### DATA TO PROCESS:
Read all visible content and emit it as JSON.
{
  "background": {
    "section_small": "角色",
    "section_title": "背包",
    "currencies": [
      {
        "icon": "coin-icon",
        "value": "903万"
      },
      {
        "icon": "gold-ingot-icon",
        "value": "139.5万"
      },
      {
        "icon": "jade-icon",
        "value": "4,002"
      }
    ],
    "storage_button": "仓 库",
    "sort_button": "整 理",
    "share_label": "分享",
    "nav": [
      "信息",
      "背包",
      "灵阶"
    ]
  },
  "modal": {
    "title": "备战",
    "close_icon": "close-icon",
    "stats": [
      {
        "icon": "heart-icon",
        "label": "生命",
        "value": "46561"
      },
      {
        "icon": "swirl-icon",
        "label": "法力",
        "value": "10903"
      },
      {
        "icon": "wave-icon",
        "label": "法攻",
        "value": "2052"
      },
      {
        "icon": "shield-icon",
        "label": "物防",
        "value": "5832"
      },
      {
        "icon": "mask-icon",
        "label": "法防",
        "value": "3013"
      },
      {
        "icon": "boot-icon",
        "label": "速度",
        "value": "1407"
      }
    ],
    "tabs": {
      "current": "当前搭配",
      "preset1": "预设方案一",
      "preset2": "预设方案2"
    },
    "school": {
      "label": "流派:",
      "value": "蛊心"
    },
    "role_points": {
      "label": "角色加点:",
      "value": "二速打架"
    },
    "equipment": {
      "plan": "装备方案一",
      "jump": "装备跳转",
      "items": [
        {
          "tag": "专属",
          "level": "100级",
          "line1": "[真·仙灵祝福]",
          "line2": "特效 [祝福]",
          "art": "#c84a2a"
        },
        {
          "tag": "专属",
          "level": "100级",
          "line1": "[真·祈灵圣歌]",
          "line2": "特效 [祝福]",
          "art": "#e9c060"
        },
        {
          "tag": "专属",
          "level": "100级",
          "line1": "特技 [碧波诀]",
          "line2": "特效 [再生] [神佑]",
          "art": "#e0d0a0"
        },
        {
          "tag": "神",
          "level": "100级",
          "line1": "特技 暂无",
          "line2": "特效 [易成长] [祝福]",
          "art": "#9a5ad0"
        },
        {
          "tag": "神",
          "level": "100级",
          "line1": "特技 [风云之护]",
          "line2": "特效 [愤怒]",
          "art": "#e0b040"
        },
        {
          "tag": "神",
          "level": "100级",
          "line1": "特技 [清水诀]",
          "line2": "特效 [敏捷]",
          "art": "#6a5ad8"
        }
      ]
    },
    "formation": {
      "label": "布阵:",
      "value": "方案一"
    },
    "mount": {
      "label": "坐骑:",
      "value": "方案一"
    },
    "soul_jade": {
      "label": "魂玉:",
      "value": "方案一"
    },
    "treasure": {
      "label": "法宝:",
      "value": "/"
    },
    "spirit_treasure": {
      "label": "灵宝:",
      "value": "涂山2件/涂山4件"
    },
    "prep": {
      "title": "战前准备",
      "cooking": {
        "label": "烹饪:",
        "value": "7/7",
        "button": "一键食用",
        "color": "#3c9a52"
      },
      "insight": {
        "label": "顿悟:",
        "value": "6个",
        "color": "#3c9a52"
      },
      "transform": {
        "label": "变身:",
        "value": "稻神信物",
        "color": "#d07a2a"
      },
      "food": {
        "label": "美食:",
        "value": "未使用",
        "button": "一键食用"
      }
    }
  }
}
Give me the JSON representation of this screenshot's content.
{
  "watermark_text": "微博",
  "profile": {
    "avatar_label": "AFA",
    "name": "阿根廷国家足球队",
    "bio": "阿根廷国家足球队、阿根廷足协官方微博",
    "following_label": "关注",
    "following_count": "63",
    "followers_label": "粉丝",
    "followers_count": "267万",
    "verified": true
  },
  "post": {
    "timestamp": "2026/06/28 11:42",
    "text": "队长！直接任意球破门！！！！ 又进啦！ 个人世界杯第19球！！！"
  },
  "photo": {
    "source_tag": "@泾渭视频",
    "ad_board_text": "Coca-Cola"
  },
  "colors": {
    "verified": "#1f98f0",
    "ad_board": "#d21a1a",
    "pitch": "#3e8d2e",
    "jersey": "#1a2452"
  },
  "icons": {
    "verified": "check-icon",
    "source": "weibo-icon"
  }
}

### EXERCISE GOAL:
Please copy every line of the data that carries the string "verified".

### RESPONSE FOR THIS EXERCISE:
    "verified": true
    "verified": "#1f98f0",
    "verified": "check-icon",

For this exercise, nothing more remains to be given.